The 21st edition of the Famous Idaho Potato Bowl is just two days away. This year’s match-up is between the University of Wyoming and Central Michigan.

Organizers tell KTVB, so far, they’ve sold 20,000 tickets for Friday's game.

“We're probably the largest annual event that comes to Boise year in and year out,” Famous Idaho Potato Bowl Executive Director Kevin McDonald said.

Some local businesses, like Old Chicago downtown, are already seeing the impact.

“We've had a lot of Wyoming fans in today for lunch even,” assistant manager for Old Chicago Marty Zahn said.

In years past, some fans have even turned the back of the restaurant into their own spirit store.

“Sell hats, t-shirts, hoodies, blankets to try and keep the fans warm and show support for their team when they come to town,” Zahn said.

GAME DAY GUIDE: Famous Idaho Potato Bowl

McDonald says of those fans who do come to the game, about 80 percent of them are from the Mountain West Conference team.

“This year we're expecting Wyoming to bring, probably 2,000 fans to the game,” McDonald said.

It’s not just fans coming either, each school brings about 350 people from the football players to the band.

“We know the teams will spend about $210,000 on hotels. We know they're going to spend about $90,000 on transportation,” McDonald said.

Organizers of the bowl also spend about another million dollars in the community getting ready for the big day.

“Between what the teams spend and our spending here, it's about $1.5 million,” McDonald said.

The Boise Metro Chamber of Commerce says last year’s bowl game brought in a conservative estimate of about $7.4 million from restaurant meals to hotel stays.

Organizers don’t expect this year’s turnout to be quite the same as last year’s because the University of Idaho isn’t in this year’s game.

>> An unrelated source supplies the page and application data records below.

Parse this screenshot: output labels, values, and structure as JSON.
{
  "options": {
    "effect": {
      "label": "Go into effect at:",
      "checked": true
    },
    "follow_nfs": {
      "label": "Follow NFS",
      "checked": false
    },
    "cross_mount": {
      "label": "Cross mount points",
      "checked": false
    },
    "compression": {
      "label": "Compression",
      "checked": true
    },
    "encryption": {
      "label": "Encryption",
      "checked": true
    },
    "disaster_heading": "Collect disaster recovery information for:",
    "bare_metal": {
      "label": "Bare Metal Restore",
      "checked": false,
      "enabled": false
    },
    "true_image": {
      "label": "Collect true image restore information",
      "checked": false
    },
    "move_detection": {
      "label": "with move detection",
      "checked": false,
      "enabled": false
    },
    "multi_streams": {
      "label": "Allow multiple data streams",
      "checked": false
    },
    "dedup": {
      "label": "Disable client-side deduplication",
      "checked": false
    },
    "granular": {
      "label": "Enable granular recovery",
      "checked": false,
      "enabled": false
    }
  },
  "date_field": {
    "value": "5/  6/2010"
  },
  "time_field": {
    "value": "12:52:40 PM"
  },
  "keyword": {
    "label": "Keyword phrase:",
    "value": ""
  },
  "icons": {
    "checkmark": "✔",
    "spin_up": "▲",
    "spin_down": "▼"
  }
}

However, McDonald says with Wyoming’s Josh Allen deciding to play in the game, it could peak more of an interest.

“It could pose a lot of interest for Wyoming fans who are in eastern Idaho, if you will, or western Wyoming to say 'OK I’m going to come to the game now that I know Josh is definitely playing,'” McDonald said.

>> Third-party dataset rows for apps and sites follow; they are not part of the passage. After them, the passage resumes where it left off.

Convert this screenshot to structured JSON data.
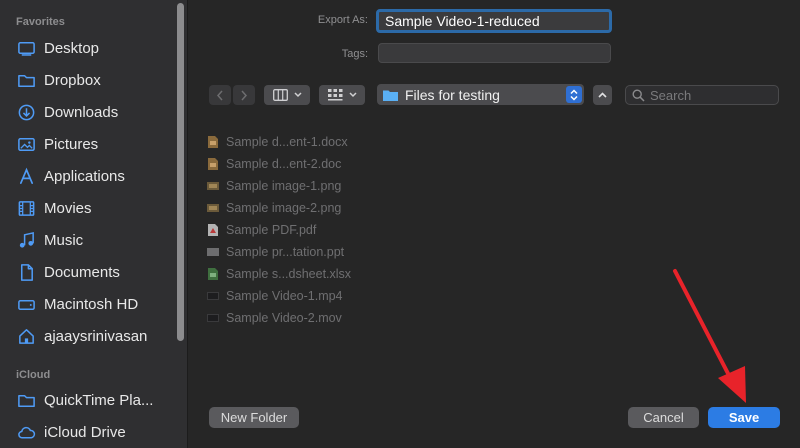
{
  "sidebar": {
    "favorites_label": "Favorites",
    "items": [
      {
        "label": "Desktop",
        "icon": "desktop-icon"
      },
      {
        "label": "Dropbox",
        "icon": "folder-icon"
      },
      {
        "label": "Downloads",
        "icon": "download-icon"
      },
      {
        "label": "Pictures",
        "icon": "pictures-icon"
      },
      {
        "label": "Applications",
        "icon": "applications-icon"
      },
      {
        "label": "Movies",
        "icon": "movies-icon"
      },
      {
        "label": "Music",
        "icon": "music-icon"
      },
      {
        "label": "Documents",
        "icon": "document-icon"
      },
      {
        "label": "Macintosh HD",
        "icon": "harddrive-icon"
      },
      {
        "label": "ajaaysrinivasan",
        "icon": "home-icon"
      }
    ],
    "icloud_label": "iCloud",
    "icloud_items": [
      {
        "label": "QuickTime Pla...",
        "icon": "folder-icon"
      },
      {
        "label": "iCloud Drive",
        "icon": "cloud-icon"
      }
    ]
  },
  "form": {
    "export_as_label": "Export As:",
    "export_as_value": "Sample Video-1-reduced",
    "tags_label": "Tags:",
    "tags_value": ""
  },
  "toolbar": {
    "folder_name": "Files for testing",
    "search_placeholder": "Search"
  },
  "files": [
    {
      "name": "Sample d...ent-1.docx",
      "type": "docx"
    },
    {
      "name": "Sample d...ent-2.doc",
      "type": "doc"
    },
    {
      "name": "Sample image-1.png",
      "type": "png"
    },
    {
      "name": "Sample image-2.png",
      "type": "png"
    },
    {
      "name": "Sample PDF.pdf",
      "type": "pdf"
    },
    {
      "name": "Sample pr...tation.ppt",
      "type": "ppt"
    },
    {
      "name": "Sample s...dsheet.xlsx",
      "type": "xlsx"
    },
    {
      "name": "Sample Video-1.mp4",
      "type": "video"
    },
    {
      "name": "Sample Video-2.mov",
      "type": "video"
    }
  ],
  "buttons": {
    "new_folder": "New Folder",
    "cancel": "Cancel",
    "save": "Save"
  },
  "colors": {
    "accent": "#2c7ce4",
    "annotation_arrow": "#e8232a"
  }
}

The Famous Idaho Potato Bowl is also nationally televised, meaning money isn’t the only thing it brings to the community.

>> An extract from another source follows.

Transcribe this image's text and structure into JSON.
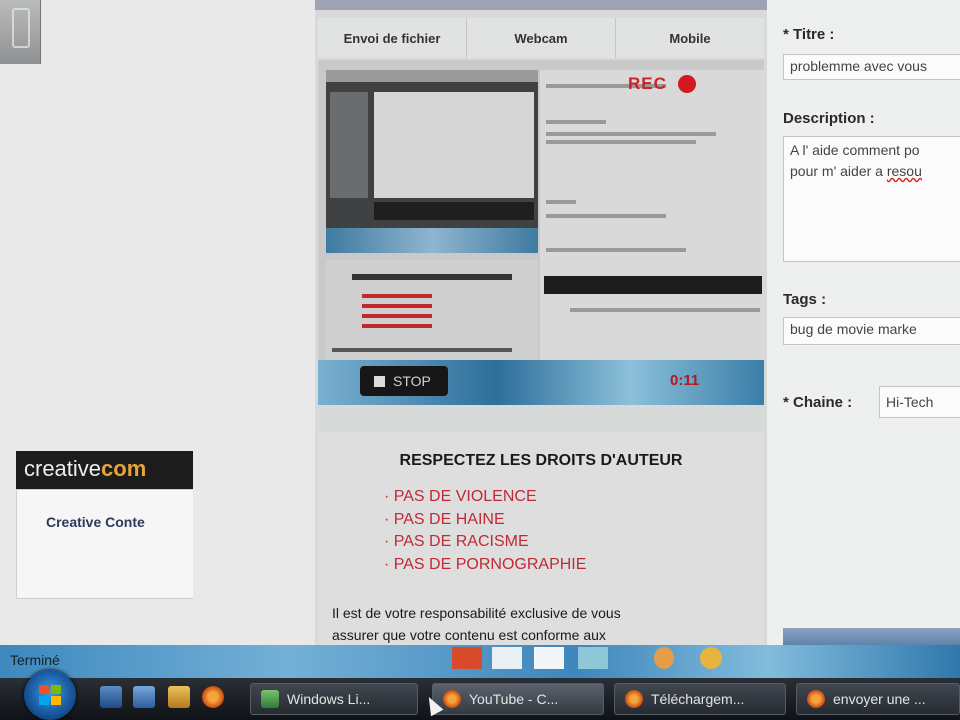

“Our exposure I think that the bowl provides to our community is one of many invaluable promotions of the city of Boise,” McDonald said.